This page is part of the web mail archives of SRFI 108 from before July 7th, 2015. The new archives for SRFI 108 contain all messages, not just those from before July 7th, 2015.

Srfi-10 has number of shortcomings, but most of them
come from having the true literal status---that is,
if you want to get a user-defined object by just
(read)-ing back from its external representation, you
need to run a constructor in read anyway.  One possible
approach to fix it would be introducing some formal
distinction in read phase and compile/execution phase.

If you give up the true literal behavior, you're fixing
a different problem.  That is perfectly fine.  I just don't
want the reader of srfi-108 to be confused that it addresses
the issues of srfi-10.

(BTW, having <extended-datum-literal> as <expression>, not
<datum>, is a wise choice to avoid another issue infecting
srfi-10, which is interference with srfi-38, e.g.

  #0=#,(foo #0#)

Gauche handles this to a certain extent, but it's pretty ugly.

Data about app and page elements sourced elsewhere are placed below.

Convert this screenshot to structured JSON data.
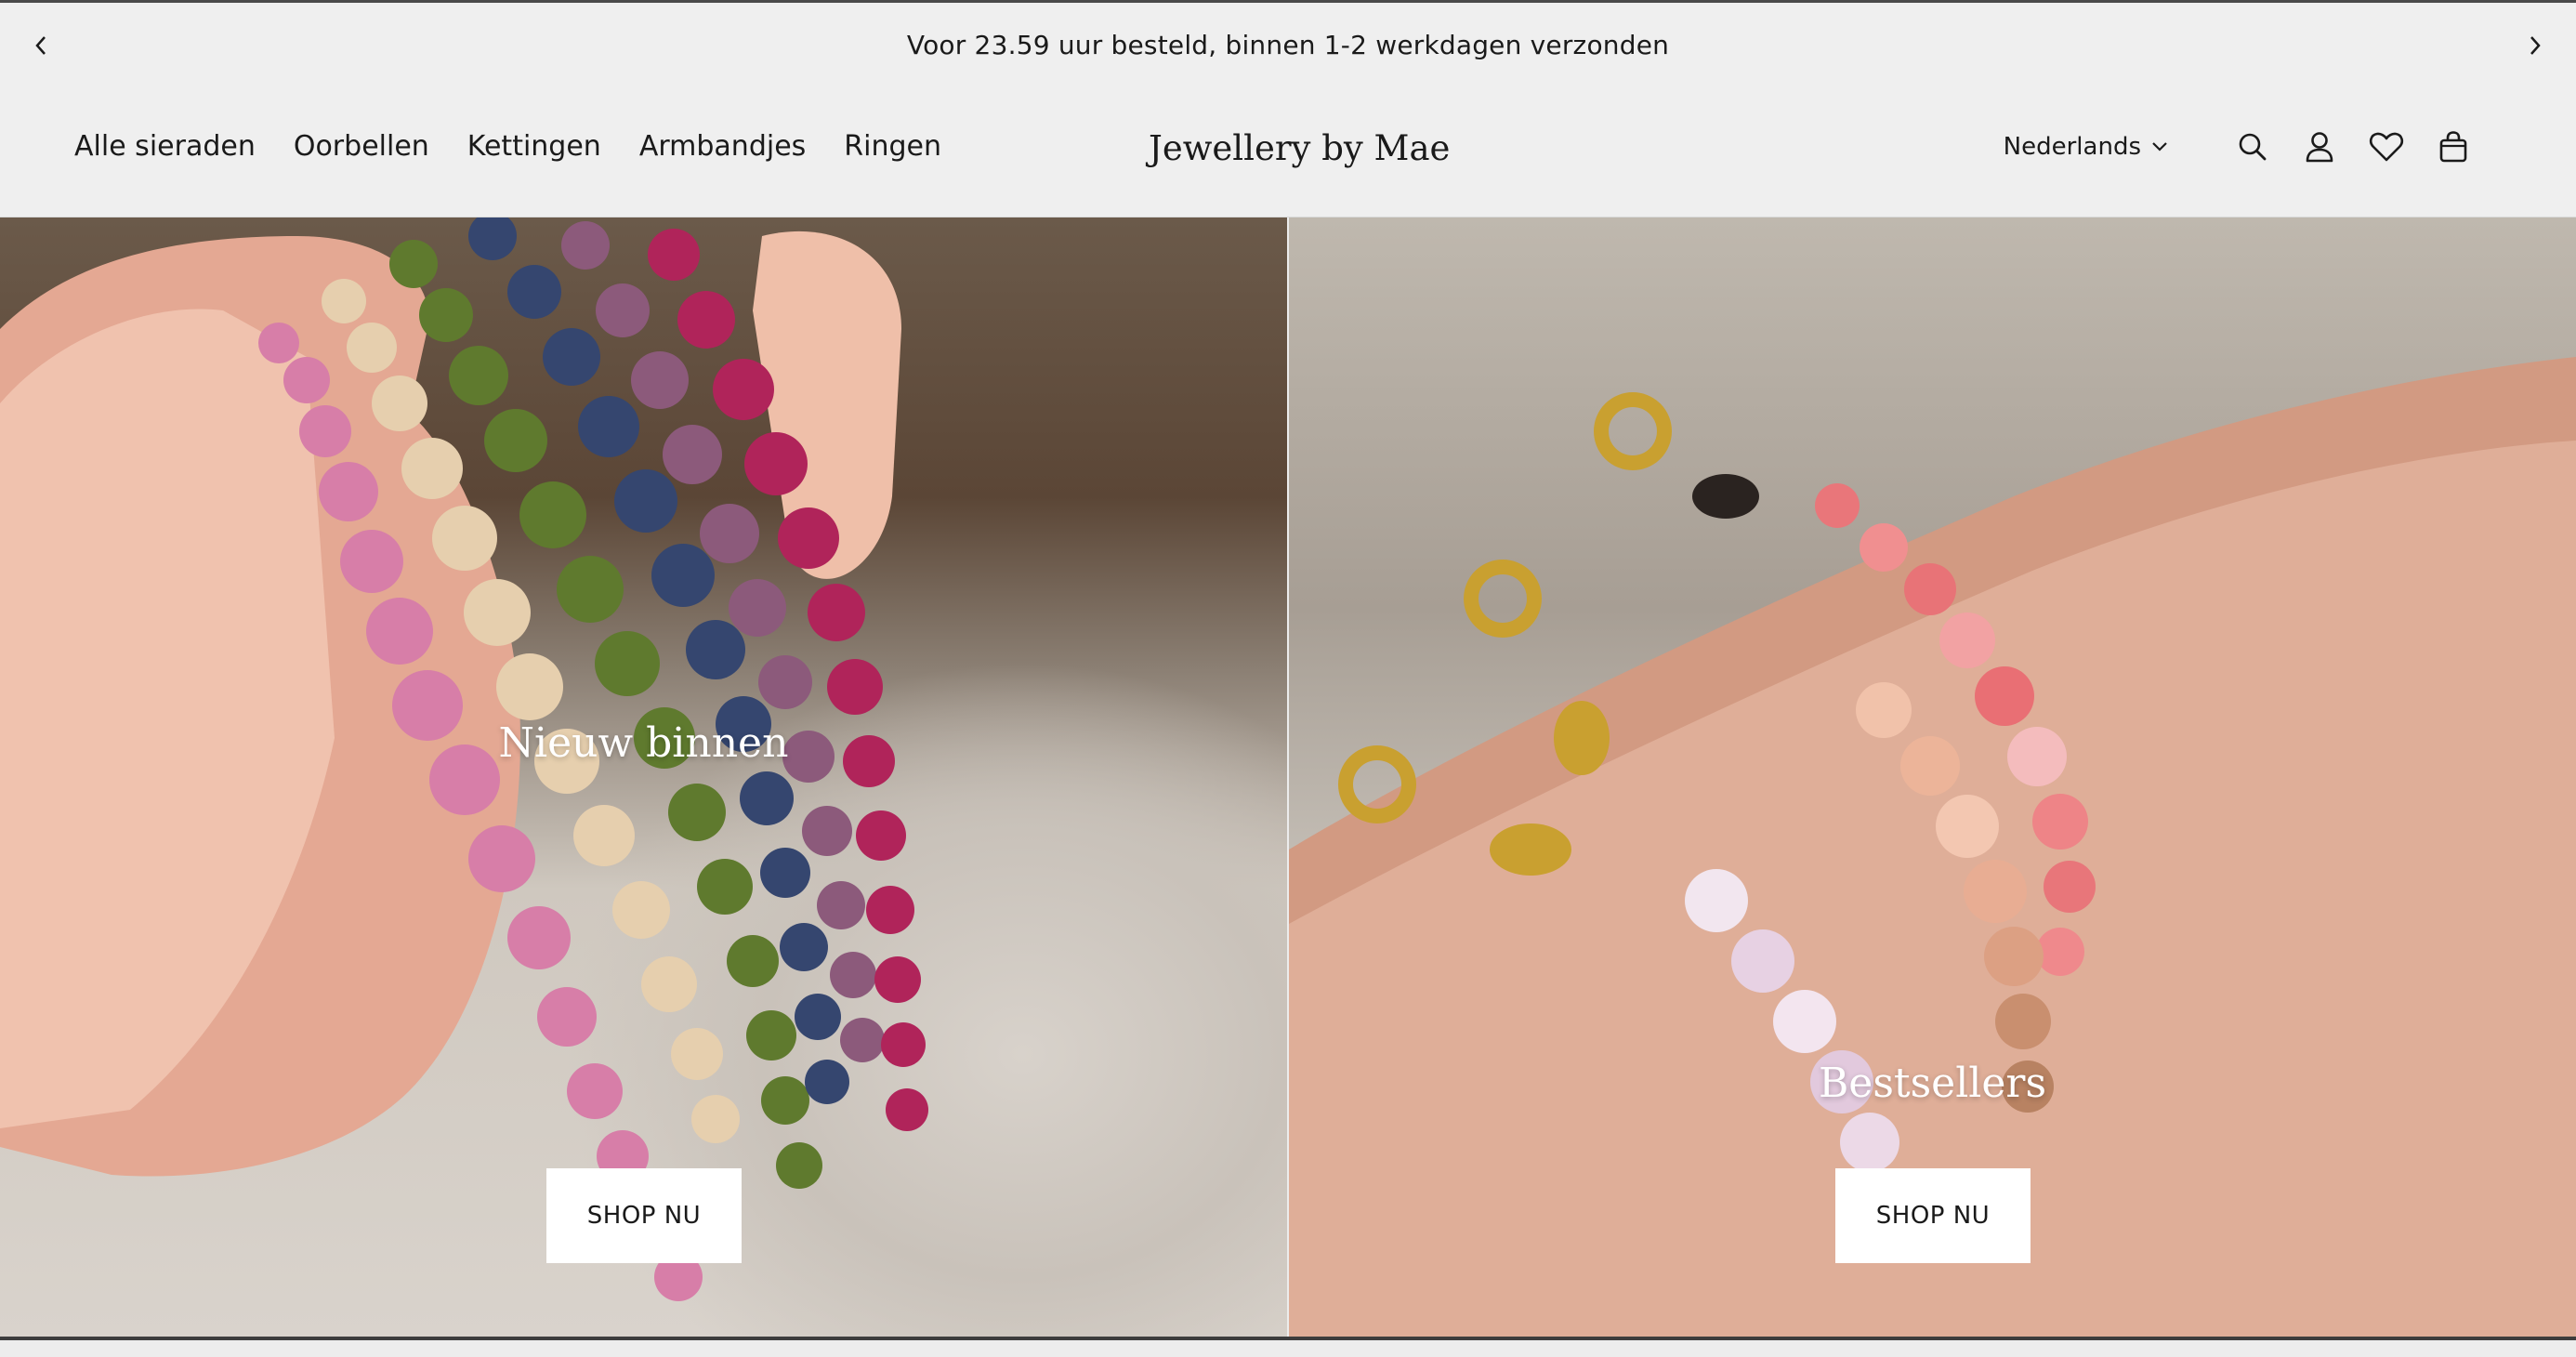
{
  "announcement": {
    "text": "Voor 23.59 uur besteld, binnen 1-2 werkdagen verzonden",
    "prev_icon": "chevron-left-icon",
    "next_icon": "chevron-right-icon"
  },
  "header": {
    "nav": [
      {
        "label": "Alle sieraden"
      },
      {
        "label": "Oorbellen"
      },
      {
        "label": "Kettingen"
      },
      {
        "label": "Armbandjes"
      },
      {
        "label": "Ringen"
      }
    ],
    "logo": "Jewellery by Mae",
    "language": "Nederlands",
    "icons": [
      "search-icon",
      "account-icon",
      "heart-icon",
      "bag-icon"
    ]
  },
  "hero": {
    "panels": [
      {
        "title": "Nieuw binnen",
        "button": "SHOP NU",
        "image": "colored-bead-bracelets-in-hand"
      },
      {
        "title": "Bestsellers",
        "button": "SHOP NU",
        "image": "gemstone-bracelets-on-wrist"
      }
    ]
  },
  "colors": {
    "background": "#efefef",
    "text": "#1a1a1a",
    "button_bg": "#ffffff"
  }
}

Again, I think naming it with 'datum' or 'literal' is misleading,
for they don't behave as pure datum nor pure literal.
Maybe <extended-constructor-expression> or something?)